▸ **DATA PROVIDED**:

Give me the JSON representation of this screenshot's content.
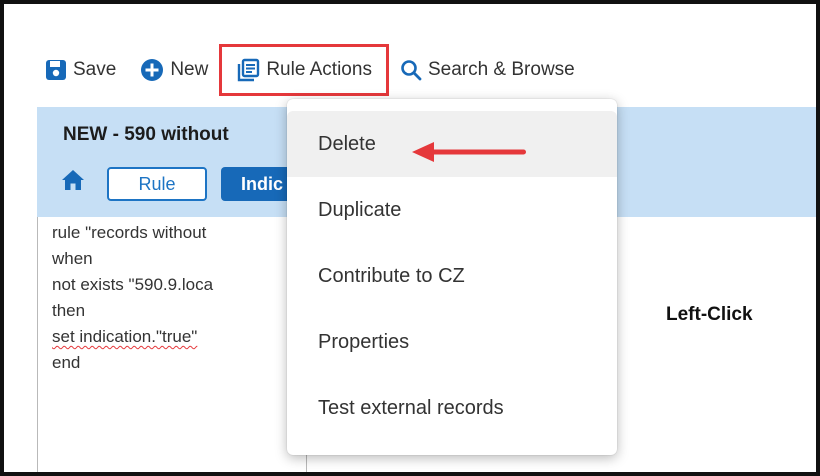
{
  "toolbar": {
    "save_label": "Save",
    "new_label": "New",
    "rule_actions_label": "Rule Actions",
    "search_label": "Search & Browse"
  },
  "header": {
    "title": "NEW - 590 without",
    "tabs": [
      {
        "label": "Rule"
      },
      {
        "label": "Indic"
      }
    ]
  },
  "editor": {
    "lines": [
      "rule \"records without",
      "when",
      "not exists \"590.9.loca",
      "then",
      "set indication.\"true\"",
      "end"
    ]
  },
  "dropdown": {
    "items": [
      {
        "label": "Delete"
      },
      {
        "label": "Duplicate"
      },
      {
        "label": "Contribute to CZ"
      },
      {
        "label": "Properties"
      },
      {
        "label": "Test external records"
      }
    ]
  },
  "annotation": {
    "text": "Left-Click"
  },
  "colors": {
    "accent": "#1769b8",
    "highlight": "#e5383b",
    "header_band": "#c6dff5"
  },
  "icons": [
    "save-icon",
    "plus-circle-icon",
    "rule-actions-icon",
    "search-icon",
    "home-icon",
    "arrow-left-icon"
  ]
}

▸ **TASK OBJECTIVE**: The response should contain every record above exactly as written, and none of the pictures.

▸ **RESPONSE AREA**:
Give me the JSON representation of this screenshot's content.
{
  "toolbar": {
    "save_label": "Save",
    "new_label": "New",
    "rule_actions_label": "Rule Actions",
    "search_label": "Search & Browse"
  },
  "header": {
    "title": "NEW - 590 without",
    "tabs": [
      {
        "label": "Rule"
      },
      {
        "label": "Indic"
      }
    ]
  },
  "editor": {
    "lines": [
      "rule \"records without",
      "when",
      "not exists \"590.9.loca",
      "then",
      "set indication.\"true\"",
      "end"
    ]
  },
  "dropdown": {
    "items": [
      {
        "label": "Delete"
      },
      {
        "label": "Duplicate"
      },
      {
        "label": "Contribute to CZ"
      },
      {
        "label": "Properties"
      },
      {
        "label": "Test external records"
      }
    ]
  },
  "annotation": {
    "text": "Left-Click"
  },
  "colors": {
    "accent": "#1769b8",
    "highlight": "#e5383b",
    "header_band": "#c6dff5"
  },
  "icons": [
    "save-icon",
    "plus-circle-icon",
    "rule-actions-icon",
    "search-icon",
    "home-icon",
    "arrow-left-icon"
  ]
}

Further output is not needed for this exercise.